[The task] Retype each entry below precisely as it reads.

[Recorded data]
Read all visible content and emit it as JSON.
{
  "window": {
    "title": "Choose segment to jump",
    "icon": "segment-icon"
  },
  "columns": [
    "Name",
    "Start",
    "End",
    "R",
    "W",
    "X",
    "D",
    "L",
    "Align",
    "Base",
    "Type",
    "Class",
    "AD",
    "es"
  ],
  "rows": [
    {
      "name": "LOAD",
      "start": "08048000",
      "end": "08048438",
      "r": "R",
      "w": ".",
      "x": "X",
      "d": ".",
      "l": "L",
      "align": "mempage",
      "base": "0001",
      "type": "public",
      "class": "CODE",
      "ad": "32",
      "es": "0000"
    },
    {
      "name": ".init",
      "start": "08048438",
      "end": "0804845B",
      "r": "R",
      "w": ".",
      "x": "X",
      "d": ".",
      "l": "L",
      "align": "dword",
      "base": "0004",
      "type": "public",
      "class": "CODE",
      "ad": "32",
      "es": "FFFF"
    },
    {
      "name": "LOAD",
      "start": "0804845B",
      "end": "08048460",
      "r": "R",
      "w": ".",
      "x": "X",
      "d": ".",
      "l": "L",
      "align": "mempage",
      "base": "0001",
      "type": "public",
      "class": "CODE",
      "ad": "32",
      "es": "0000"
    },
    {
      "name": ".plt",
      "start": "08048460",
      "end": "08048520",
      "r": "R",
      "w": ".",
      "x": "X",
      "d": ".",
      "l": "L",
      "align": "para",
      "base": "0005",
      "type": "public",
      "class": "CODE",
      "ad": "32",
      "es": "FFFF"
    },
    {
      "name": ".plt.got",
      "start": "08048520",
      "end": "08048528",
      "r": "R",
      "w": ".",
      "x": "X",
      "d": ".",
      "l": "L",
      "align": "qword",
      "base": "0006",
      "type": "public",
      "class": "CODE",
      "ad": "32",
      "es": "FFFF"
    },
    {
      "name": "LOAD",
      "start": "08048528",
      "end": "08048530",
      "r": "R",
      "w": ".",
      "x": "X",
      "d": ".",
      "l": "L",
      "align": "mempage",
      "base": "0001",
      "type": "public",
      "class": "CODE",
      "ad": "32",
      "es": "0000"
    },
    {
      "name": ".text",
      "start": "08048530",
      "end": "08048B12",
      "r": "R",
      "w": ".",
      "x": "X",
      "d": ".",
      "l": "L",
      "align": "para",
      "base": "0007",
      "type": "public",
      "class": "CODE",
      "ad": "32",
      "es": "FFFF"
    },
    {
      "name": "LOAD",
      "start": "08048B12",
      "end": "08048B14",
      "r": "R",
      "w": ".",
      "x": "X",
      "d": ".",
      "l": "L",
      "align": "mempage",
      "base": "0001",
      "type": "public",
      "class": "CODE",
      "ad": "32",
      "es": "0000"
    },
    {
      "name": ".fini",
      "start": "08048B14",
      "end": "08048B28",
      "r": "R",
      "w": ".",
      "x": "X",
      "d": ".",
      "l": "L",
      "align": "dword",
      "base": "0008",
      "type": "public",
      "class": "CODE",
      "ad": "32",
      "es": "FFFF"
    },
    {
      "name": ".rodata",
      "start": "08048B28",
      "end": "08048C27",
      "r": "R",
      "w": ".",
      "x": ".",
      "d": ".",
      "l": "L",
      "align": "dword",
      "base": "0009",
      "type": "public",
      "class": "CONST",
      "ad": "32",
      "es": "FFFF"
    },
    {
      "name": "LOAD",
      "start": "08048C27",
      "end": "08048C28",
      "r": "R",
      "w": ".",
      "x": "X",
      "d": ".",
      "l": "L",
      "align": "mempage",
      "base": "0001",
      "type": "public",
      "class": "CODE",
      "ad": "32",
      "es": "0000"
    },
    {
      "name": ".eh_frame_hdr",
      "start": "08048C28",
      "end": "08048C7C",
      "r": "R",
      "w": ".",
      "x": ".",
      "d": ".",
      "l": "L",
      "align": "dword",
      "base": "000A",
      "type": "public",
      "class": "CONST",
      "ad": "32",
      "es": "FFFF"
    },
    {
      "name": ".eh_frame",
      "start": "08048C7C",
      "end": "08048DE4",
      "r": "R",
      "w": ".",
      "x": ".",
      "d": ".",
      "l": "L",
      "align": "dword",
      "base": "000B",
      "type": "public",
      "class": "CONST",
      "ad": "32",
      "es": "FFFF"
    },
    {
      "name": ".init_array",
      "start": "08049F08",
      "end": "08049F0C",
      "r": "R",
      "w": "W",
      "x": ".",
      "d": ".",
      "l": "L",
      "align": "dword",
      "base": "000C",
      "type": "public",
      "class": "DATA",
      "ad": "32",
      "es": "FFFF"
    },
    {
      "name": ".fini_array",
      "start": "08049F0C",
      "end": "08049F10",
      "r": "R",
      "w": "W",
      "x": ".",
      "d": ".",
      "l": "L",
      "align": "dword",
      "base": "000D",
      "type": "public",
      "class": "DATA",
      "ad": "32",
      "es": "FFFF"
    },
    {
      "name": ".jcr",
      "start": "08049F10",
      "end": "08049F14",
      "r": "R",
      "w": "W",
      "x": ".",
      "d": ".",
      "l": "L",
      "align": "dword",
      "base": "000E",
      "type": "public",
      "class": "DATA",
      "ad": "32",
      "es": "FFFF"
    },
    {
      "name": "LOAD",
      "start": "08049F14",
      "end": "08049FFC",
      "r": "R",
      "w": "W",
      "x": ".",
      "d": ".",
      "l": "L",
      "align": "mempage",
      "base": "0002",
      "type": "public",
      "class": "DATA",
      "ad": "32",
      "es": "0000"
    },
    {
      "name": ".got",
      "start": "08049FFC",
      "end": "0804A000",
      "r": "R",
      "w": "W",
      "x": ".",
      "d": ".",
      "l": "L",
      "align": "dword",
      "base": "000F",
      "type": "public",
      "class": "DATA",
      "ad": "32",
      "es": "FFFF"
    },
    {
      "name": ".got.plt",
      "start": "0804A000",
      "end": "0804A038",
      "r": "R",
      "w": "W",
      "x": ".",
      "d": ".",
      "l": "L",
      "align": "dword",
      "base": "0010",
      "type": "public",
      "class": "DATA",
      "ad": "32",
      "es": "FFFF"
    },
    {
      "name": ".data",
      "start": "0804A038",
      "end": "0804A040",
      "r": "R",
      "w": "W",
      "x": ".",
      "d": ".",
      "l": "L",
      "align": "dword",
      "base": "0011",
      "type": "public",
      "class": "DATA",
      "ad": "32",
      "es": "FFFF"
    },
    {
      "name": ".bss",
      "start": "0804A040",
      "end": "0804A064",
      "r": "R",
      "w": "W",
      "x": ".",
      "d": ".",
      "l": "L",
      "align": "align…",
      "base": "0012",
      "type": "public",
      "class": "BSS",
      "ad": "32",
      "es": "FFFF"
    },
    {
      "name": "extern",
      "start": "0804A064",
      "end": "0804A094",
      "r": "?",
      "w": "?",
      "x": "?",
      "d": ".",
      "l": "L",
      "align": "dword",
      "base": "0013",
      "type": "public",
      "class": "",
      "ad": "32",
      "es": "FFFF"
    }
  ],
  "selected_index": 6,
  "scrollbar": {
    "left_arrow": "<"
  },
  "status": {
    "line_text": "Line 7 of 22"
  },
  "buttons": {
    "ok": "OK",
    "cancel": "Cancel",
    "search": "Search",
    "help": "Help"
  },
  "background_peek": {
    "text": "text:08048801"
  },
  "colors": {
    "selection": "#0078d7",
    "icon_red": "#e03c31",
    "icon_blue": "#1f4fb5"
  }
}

[Output for this task]
Read all visible content and emit it as JSON.
{
  "window": {
    "title": "Choose segment to jump",
    "icon": "segment-icon"
  },
  "columns": [
    "Name",
    "Start",
    "End",
    "R",
    "W",
    "X",
    "D",
    "L",
    "Align",
    "Base",
    "Type",
    "Class",
    "AD",
    "es"
  ],
  "rows": [
    {
      "name": "LOAD",
      "start": "08048000",
      "end": "08048438",
      "r": "R",
      "w": ".",
      "x": "X",
      "d": ".",
      "l": "L",
      "align": "mempage",
      "base": "0001",
      "type": "public",
      "class": "CODE",
      "ad": "32",
      "es": "0000"
    },
    {
      "name": ".init",
      "start": "08048438",
      "end": "0804845B",
      "r": "R",
      "w": ".",
      "x": "X",
      "d": ".",
      "l": "L",
      "align": "dword",
      "base": "0004",
      "type": "public",
      "class": "CODE",
      "ad": "32",
      "es": "FFFF"
    },
    {
      "name": "LOAD",
      "start": "0804845B",
      "end": "08048460",
      "r": "R",
      "w": ".",
      "x": "X",
      "d": ".",
      "l": "L",
      "align": "mempage",
      "base": "0001",
      "type": "public",
      "class": "CODE",
      "ad": "32",
      "es": "0000"
    },
    {
      "name": ".plt",
      "start": "08048460",
      "end": "08048520",
      "r": "R",
      "w": ".",
      "x": "X",
      "d": ".",
      "l": "L",
      "align": "para",
      "base": "0005",
      "type": "public",
      "class": "CODE",
      "ad": "32",
      "es": "FFFF"
    },
    {
      "name": ".plt.got",
      "start": "08048520",
      "end": "08048528",
      "r": "R",
      "w": ".",
      "x": "X",
      "d": ".",
      "l": "L",
      "align": "qword",
      "base": "0006",
      "type": "public",
      "class": "CODE",
      "ad": "32",
      "es": "FFFF"
    },
    {
      "name": "LOAD",
      "start": "08048528",
      "end": "08048530",
      "r": "R",
      "w": ".",
      "x": "X",
      "d": ".",
      "l": "L",
      "align": "mempage",
      "base": "0001",
      "type": "public",
      "class": "CODE",
      "ad": "32",
      "es": "0000"
    },
    {
      "name": ".text",
      "start": "08048530",
      "end": "08048B12",
      "r": "R",
      "w": ".",
      "x": "X",
      "d": ".",
      "l": "L",
      "align": "para",
      "base": "0007",
      "type": "public",
      "class": "CODE",
      "ad": "32",
      "es": "FFFF"
    },
    {
      "name": "LOAD",
      "start": "08048B12",
      "end": "08048B14",
      "r": "R",
      "w": ".",
      "x": "X",
      "d": ".",
      "l": "L",
      "align": "mempage",
      "base": "0001",
      "type": "public",
      "class": "CODE",
      "ad": "32",
      "es": "0000"
    },
    {
      "name": ".fini",
      "start": "08048B14",
      "end": "08048B28",
      "r": "R",
      "w": ".",
      "x": "X",
      "d": ".",
      "l": "L",
      "align": "dword",
      "base": "0008",
      "type": "public",
      "class": "CODE",
      "ad": "32",
      "es": "FFFF"
    },
    {
      "name": ".rodata",
      "start": "08048B28",
      "end": "08048C27",
      "r": "R",
      "w": ".",
      "x": ".",
      "d": ".",
      "l": "L",
      "align": "dword",
      "base": "0009",
      "type": "public",
      "class": "CONST",
      "ad": "32",
      "es": "FFFF"
    },
    {
      "name": "LOAD",
      "start": "08048C27",
      "end": "08048C28",
      "r": "R",
      "w": ".",
      "x": "X",
      "d": ".",
      "l": "L",
      "align": "mempage",
      "base": "0001",
      "type": "public",
      "class": "CODE",
      "ad": "32",
      "es": "0000"
    },
    {
      "name": ".eh_frame_hdr",
      "start": "08048C28",
      "end": "08048C7C",
      "r": "R",
      "w": ".",
      "x": ".",
      "d": ".",
      "l": "L",
      "align": "dword",
      "base": "000A",
      "type": "public",
      "class": "CONST",
      "ad": "32",
      "es": "FFFF"
    },
    {
      "name": ".eh_frame",
      "start": "08048C7C",
      "end": "08048DE4",
      "r": "R",
      "w": ".",
      "x": ".",
      "d": ".",
      "l": "L",
      "align": "dword",
      "base": "000B",
      "type": "public",
      "class": "CONST",
      "ad": "32",
      "es": "FFFF"
    },
    {
      "name": ".init_array",
      "start": "08049F08",
      "end": "08049F0C",
      "r": "R",
      "w": "W",
      "x": ".",
      "d": ".",
      "l": "L",
      "align": "dword",
      "base": "000C",
      "type": "public",
      "class": "DATA",
      "ad": "32",
      "es": "FFFF"
    },
    {
      "name": ".fini_array",
      "start": "08049F0C",
      "end": "08049F10",
      "r": "R",
      "w": "W",
      "x": ".",
      "d": ".",
      "l": "L",
      "align": "dword",
      "base": "000D",
      "type": "public",
      "class": "DATA",
      "ad": "32",
      "es": "FFFF"
    },
    {
      "name": ".jcr",
      "start": "08049F10",
      "end": "08049F14",
      "r": "R",
      "w": "W",
      "x": ".",
      "d": ".",
      "l": "L",
      "align": "dword",
      "base": "000E",
      "type": "public",
      "class": "DATA",
      "ad": "32",
      "es": "FFFF"
    },
    {
      "name": "LOAD",
      "start": "08049F14",
      "end": "08049FFC",
      "r": "R",
      "w": "W",
      "x": ".",
      "d": ".",
      "l": "L",
      "align": "mempage",
      "base": "0002",
      "type": "public",
      "class": "DATA",
      "ad": "32",
      "es": "0000"
    },
    {
      "name": ".got",
      "start": "08049FFC",
      "end": "0804A000",
      "r": "R",
      "w": "W",
      "x": ".",
      "d": ".",
      "l": "L",
      "align": "dword",
      "base": "000F",
      "type": "public",
      "class": "DATA",
      "ad": "32",
      "es": "FFFF"
    },
    {
      "name": ".got.plt",
      "start": "0804A000",
      "end": "0804A038",
      "r": "R",
      "w": "W",
      "x": ".",
      "d": ".",
      "l": "L",
      "align": "dword",
      "base": "0010",
      "type": "public",
      "class": "DATA",
      "ad": "32",
      "es": "FFFF"
    },
    {
      "name": ".data",
      "start": "0804A038",
      "end": "0804A040",
      "r": "R",
      "w": "W",
      "x": ".",
      "d": ".",
      "l": "L",
      "align": "dword",
      "base": "0011",
      "type": "public",
      "class": "DATA",
      "ad": "32",
      "es": "FFFF"
    },
    {
      "name": ".bss",
      "start": "0804A040",
      "end": "0804A064",
      "r": "R",
      "w": "W",
      "x": ".",
      "d": ".",
      "l": "L",
      "align": "align…",
      "base": "0012",
      "type": "public",
      "class": "BSS",
      "ad": "32",
      "es": "FFFF"
    },
    {
      "name": "extern",
      "start": "0804A064",
      "end": "0804A094",
      "r": "?",
      "w": "?",
      "x": "?",
      "d": ".",
      "l": "L",
      "align": "dword",
      "base": "0013",
      "type": "public",
      "class": "",
      "ad": "32",
      "es": "FFFF"
    }
  ],
  "selected_index": 6,
  "scrollbar": {
    "left_arrow": "<"
  },
  "status": {
    "line_text": "Line 7 of 22"
  },
  "buttons": {
    "ok": "OK",
    "cancel": "Cancel",
    "search": "Search",
    "help": "Help"
  },
  "background_peek": {
    "text": "text:08048801"
  },
  "colors": {
    "selection": "#0078d7",
    "icon_red": "#e03c31",
    "icon_blue": "#1f4fb5"
  }
}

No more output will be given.